Sacred? We've got our Bible, thanks.

For me, "Faith" can never be a fixed notion. It's an eternal game of tag between me and whatever or whoever God is or isn't. (God, btw, looks like Meryl Streep in my mind - a pillar of gentility, grace, and strength, and capable of flawless accents). Some days I'm seeking Eastern Enlightenment, other days God's mercy, other days, I'm a evangelical agnostic, shouting out "I'm not sure, and neither are you!" And that's the journey. Beware those who tell you they have all the answers and can quit seeking. We're here to seek, methinks.

On good days, I recognize that.

Sunday is going to be a good day. A holy one. Be it at the diocese, in the dugout, or at the dinner table.

Maybe the greatest form of prayer is just to recognize we're living one.

Sunday, September 7, 2008

Truth in Comedy

One of my favorite election year stories comes from comedian Bill Hicks, though to call him a comedian really does him a vast disservice. Socio-political prophet of doom and hope, perhaps?

This is a chilling reminder to those of us who are praying November 4th brings us a new political landscape, regardless of who we're rooting for. This is how Bill tells it, and I'm paraphrasing, b/c I don't have this routine recorded anywhere:

The U.S. elects a new president, a 'get things done' guy who is enthused at the possibility of really doing some good for our nation. On the first day of office, he is directed to a meeting in a secret bunker at the White House. He walks in, and sees heads in silhouette, rings of cigar smoke billowing to the ceiling. These shadows are the top leaders of industry - big oil, big tobacco, the engine that keeps the stock market in motion, powerful lobbyists, and those invested in what happens here and in a desert far, far away. The President sits. A gruff voice says, "Roll the film!"

The President is then shown a video clip of the Kennedy assassination from an angle no one has ever seen before.

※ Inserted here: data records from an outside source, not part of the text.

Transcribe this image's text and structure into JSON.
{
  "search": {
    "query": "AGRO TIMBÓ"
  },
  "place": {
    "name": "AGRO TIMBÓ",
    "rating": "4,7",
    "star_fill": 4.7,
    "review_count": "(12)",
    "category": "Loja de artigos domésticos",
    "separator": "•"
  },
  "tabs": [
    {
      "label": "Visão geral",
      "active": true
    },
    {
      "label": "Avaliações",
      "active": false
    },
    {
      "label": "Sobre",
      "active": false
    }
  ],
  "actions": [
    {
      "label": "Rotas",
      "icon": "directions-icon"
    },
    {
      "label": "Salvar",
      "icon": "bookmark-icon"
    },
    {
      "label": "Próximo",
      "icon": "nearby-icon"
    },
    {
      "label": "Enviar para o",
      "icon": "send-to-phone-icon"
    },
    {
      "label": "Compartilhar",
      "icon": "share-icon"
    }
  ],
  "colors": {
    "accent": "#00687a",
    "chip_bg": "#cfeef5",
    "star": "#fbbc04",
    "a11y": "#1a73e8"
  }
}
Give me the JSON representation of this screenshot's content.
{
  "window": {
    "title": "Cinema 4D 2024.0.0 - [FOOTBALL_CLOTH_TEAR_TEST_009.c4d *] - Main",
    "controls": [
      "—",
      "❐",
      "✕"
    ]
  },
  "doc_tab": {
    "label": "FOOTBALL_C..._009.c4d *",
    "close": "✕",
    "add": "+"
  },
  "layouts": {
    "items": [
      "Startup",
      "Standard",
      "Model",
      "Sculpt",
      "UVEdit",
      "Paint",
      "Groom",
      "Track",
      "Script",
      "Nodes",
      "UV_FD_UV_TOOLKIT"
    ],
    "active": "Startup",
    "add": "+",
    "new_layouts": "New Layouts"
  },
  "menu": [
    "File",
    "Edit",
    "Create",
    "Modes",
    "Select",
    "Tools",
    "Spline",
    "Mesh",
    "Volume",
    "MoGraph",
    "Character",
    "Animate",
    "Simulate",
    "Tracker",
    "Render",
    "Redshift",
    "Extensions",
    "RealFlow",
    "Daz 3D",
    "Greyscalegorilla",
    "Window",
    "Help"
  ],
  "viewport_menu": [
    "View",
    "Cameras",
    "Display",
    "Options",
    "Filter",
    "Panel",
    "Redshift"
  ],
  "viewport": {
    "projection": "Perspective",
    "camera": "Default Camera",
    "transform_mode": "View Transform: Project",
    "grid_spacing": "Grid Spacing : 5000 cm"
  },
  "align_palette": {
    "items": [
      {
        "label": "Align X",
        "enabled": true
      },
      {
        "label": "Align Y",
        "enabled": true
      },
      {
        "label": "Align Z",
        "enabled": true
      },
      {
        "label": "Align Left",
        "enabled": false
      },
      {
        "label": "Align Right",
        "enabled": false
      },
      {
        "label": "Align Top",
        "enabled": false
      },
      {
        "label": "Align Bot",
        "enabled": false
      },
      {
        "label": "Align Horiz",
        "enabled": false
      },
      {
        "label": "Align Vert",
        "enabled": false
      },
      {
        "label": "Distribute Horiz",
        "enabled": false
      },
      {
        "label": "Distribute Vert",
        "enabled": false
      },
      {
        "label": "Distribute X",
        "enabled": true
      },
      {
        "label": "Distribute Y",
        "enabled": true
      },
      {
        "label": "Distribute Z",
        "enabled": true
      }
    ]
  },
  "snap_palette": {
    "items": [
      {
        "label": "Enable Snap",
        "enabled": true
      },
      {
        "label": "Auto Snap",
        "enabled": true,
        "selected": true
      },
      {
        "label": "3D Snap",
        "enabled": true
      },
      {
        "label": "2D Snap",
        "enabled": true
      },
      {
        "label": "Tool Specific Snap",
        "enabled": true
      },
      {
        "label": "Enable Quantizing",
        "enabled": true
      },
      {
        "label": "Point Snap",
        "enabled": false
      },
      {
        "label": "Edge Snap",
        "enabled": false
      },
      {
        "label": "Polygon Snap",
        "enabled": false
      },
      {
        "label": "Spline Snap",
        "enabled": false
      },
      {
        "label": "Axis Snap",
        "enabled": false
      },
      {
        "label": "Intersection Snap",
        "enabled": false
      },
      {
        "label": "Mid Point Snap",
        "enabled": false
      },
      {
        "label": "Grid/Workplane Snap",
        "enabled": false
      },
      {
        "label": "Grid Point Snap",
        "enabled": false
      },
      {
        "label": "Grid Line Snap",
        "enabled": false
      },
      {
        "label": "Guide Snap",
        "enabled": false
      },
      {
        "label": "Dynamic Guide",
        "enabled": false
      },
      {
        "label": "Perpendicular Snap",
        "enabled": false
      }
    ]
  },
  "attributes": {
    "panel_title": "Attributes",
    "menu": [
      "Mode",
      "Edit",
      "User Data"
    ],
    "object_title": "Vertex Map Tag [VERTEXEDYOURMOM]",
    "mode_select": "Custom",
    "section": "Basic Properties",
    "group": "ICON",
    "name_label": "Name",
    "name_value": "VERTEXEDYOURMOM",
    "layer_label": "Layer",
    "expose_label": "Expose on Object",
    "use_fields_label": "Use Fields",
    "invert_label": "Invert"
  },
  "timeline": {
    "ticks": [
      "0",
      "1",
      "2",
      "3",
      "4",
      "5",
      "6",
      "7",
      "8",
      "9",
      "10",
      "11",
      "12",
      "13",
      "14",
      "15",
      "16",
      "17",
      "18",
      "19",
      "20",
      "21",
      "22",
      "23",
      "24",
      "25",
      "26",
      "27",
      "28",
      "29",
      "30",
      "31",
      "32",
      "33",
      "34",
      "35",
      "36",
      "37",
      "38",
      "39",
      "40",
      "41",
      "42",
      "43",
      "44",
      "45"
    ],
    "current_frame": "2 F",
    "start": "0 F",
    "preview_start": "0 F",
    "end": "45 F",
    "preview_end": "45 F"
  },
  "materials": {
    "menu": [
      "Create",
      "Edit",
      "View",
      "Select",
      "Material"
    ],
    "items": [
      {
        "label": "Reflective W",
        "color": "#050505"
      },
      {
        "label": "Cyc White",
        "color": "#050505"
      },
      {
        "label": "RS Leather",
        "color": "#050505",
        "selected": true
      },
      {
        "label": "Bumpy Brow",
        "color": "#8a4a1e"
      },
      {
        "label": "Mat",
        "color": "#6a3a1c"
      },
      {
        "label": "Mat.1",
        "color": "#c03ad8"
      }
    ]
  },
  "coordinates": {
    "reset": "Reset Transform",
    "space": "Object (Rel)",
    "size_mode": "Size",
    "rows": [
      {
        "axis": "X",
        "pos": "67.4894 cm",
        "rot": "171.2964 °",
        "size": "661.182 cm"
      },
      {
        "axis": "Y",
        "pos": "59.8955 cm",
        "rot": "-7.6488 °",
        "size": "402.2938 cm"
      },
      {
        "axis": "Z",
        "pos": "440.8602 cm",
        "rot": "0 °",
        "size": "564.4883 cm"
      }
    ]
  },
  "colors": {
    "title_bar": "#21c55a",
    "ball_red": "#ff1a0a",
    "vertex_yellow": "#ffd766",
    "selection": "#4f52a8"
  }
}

The video cuts off abruptly as Kennedy's car is whisked away, Jackie cradling his wounded head.

The voice then asks the new President, "Any questions?"